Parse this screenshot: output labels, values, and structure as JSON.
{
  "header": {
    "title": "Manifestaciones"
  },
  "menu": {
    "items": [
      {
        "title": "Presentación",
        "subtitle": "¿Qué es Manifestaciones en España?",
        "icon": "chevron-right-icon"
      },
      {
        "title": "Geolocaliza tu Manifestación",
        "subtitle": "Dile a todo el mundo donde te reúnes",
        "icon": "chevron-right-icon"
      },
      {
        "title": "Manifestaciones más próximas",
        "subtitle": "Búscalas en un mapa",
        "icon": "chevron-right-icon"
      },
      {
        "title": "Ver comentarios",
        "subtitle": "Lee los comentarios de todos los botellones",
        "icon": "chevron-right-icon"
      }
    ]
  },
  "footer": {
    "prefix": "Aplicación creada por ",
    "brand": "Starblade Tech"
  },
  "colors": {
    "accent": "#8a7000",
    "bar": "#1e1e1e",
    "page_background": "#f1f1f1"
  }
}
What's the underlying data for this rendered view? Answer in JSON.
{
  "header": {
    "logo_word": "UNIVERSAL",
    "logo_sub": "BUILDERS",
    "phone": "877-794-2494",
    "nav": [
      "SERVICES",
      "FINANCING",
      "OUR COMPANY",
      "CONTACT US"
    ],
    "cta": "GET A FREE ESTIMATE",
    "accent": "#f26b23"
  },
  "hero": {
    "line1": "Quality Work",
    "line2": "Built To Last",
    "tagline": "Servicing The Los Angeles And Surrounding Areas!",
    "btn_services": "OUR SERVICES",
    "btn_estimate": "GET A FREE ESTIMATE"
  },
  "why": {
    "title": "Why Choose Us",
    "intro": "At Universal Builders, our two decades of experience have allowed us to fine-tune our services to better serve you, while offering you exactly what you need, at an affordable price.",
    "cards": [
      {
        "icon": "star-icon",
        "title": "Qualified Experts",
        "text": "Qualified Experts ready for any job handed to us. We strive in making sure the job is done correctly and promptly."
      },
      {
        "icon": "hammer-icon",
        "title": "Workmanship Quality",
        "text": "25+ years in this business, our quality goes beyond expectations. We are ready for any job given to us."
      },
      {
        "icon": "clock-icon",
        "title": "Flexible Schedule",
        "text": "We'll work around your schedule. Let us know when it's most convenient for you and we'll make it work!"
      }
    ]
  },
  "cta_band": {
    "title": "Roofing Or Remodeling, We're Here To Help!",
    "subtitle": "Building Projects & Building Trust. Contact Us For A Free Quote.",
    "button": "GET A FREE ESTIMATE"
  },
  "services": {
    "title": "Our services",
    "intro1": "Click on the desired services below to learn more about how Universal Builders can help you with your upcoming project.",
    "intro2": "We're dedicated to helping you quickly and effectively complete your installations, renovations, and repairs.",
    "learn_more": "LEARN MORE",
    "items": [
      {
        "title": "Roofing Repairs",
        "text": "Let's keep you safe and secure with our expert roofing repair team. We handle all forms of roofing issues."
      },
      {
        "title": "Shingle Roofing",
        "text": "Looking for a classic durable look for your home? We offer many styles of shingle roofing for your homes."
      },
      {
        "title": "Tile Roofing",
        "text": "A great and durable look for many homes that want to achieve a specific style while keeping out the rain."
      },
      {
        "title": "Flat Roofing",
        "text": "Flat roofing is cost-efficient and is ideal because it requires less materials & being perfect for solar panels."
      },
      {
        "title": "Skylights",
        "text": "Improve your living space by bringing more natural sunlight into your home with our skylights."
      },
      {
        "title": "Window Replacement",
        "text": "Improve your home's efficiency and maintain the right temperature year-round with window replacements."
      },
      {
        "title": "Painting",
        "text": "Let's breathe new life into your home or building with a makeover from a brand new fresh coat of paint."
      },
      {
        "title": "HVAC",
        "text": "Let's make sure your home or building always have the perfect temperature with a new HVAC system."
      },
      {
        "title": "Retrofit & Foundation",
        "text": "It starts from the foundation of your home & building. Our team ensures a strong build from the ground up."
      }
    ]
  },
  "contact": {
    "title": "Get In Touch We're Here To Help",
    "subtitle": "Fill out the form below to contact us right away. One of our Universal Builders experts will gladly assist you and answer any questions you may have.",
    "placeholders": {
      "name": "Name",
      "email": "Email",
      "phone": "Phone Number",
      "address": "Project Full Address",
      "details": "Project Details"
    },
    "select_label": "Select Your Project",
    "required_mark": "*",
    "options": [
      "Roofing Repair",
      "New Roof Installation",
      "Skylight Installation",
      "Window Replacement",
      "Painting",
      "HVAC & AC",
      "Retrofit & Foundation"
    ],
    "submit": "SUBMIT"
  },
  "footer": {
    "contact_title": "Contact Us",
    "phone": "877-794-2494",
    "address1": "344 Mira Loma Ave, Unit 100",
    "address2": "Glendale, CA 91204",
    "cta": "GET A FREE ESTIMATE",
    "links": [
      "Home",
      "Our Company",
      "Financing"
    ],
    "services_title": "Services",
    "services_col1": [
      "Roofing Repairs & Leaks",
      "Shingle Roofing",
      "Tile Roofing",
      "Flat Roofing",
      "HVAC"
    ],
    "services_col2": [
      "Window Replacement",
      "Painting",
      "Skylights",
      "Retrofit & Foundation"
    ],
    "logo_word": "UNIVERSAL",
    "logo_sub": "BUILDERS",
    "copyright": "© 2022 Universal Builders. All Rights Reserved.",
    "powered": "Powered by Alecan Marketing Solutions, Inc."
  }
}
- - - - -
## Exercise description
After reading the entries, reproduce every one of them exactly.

## Answer for this exercise
Parse this screenshot: output labels, values, and structure as JSON.
{
  "header": {
    "title": "Manifestaciones"
  },
  "menu": {
    "items": [
      {
        "title": "Presentación",
        "subtitle": "¿Qué es Manifestaciones en España?",
        "icon": "chevron-right-icon"
      },
      {
        "title": "Geolocaliza tu Manifestación",
        "subtitle": "Dile a todo el mundo donde te reúnes",
        "icon": "chevron-right-icon"
      },
      {
        "title": "Manifestaciones más próximas",
        "subtitle": "Búscalas en un mapa",
        "icon": "chevron-right-icon"
      },
      {
        "title": "Ver comentarios",
        "subtitle": "Lee los comentarios de todos los botellones",
        "icon": "chevron-right-icon"
      }
    ]
  },
  "footer": {
    "prefix": "Aplicación creada por ",
    "brand": "Starblade Tech"
  },
  "colors": {
    "accent": "#8a7000",
    "bar": "#1e1e1e",
    "page_background": "#f1f1f1"
  }
}
What's the underlying data for this rendered view? Answer in JSON.
{
  "header": {
    "logo_word": "UNIVERSAL",
    "logo_sub": "BUILDERS",
    "phone": "877-794-2494",
    "nav": [
      "SERVICES",
      "FINANCING",
      "OUR COMPANY",
      "CONTACT US"
    ],
    "cta": "GET A FREE ESTIMATE",
    "accent": "#f26b23"
  },
  "hero": {
    "line1": "Quality Work",
    "line2": "Built To Last",
    "tagline": "Servicing The Los Angeles And Surrounding Areas!",
    "btn_services": "OUR SERVICES",
    "btn_estimate": "GET A FREE ESTIMATE"
  },
  "why": {
    "title": "Why Choose Us",
    "intro": "At Universal Builders, our two decades of experience have allowed us to fine-tune our services to better serve you, while offering you exactly what you need, at an affordable price.",
    "cards": [
      {
        "icon": "star-icon",
        "title": "Qualified Experts",
        "text": "Qualified Experts ready for any job handed to us. We strive in making sure the job is done correctly and promptly."
      },
      {
        "icon": "hammer-icon",
        "title": "Workmanship Quality",
        "text": "25+ years in this business, our quality goes beyond expectations. We are ready for any job given to us."
      },
      {
        "icon": "clock-icon",
        "title": "Flexible Schedule",
        "text": "We'll work around your schedule. Let us know when it's most convenient for you and we'll make it work!"
      }
    ]
  },
  "cta_band": {
    "title": "Roofing Or Remodeling, We're Here To Help!",
    "subtitle": "Building Projects & Building Trust. Contact Us For A Free Quote.",
    "button": "GET A FREE ESTIMATE"
  },
  "services": {
    "title": "Our services",
    "intro1": "Click on the desired services below to learn more about how Universal Builders can help you with your upcoming project.",
    "intro2": "We're dedicated to helping you quickly and effectively complete your installations, renovations, and repairs.",
    "learn_more": "LEARN MORE",
    "items": [
      {
        "title": "Roofing Repairs",
        "text": "Let's keep you safe and secure with our expert roofing repair team. We handle all forms of roofing issues."
      },
      {
        "title": "Shingle Roofing",
        "text": "Looking for a classic durable look for your home? We offer many styles of shingle roofing for your homes."
      },
      {
        "title": "Tile Roofing",
        "text": "A great and durable look for many homes that want to achieve a specific style while keeping out the rain."
      },
      {
        "title": "Flat Roofing",
        "text": "Flat roofing is cost-efficient and is ideal because it requires less materials & being perfect for solar panels."
      },
      {
        "title": "Skylights",
        "text": "Improve your living space by bringing more natural sunlight into your home with our skylights."
      },
      {
        "title": "Window Replacement",
        "text": "Improve your home's efficiency and maintain the right temperature year-round with window replacements."
      },
      {
        "title": "Painting",
        "text": "Let's breathe new life into your home or building with a makeover from a brand new fresh coat of paint."
      },
      {
        "title": "HVAC",
        "text": "Let's make sure your home or building always have the perfect temperature with a new HVAC system."
      },
      {
        "title": "Retrofit & Foundation",
        "text": "It starts from the foundation of your home & building. Our team ensures a strong build from the ground up."
      }
    ]
  },
  "contact": {
    "title": "Get In Touch We're Here To Help",
    "subtitle": "Fill out the form below to contact us right away. One of our Universal Builders experts will gladly assist you and answer any questions you may have.",
    "placeholders": {
      "name": "Name",
      "email": "Email",
      "phone": "Phone Number",
      "address": "Project Full Address",
      "details": "Project Details"
    },
    "select_label": "Select Your Project",
    "required_mark": "*",
    "options": [
      "Roofing Repair",
      "New Roof Installation",
      "Skylight Installation",
      "Window Replacement",
      "Painting",
      "HVAC & AC",
      "Retrofit & Foundation"
    ],
    "submit": "SUBMIT"
  },
  "footer": {
    "contact_title": "Contact Us",
    "phone": "877-794-2494",
    "address1": "344 Mira Loma Ave, Unit 100",
    "address2": "Glendale, CA 91204",
    "cta": "GET A FREE ESTIMATE",
    "links": [
      "Home",
      "Our Company",
      "Financing"
    ],
    "services_title": "Services",
    "services_col1": [
      "Roofing Repairs & Leaks",
      "Shingle Roofing",
      "Tile Roofing",
      "Flat Roofing",
      "HVAC"
    ],
    "services_col2": [
      "Window Replacement",
      "Painting",
      "Skylights",
      "Retrofit & Foundation"
    ],
    "logo_word": "UNIVERSAL",
    "logo_sub": "BUILDERS",
    "copyright": "© 2022 Universal Builders. All Rights Reserved.",
    "powered": "Powered by Alecan Marketing Solutions, Inc."
  }
}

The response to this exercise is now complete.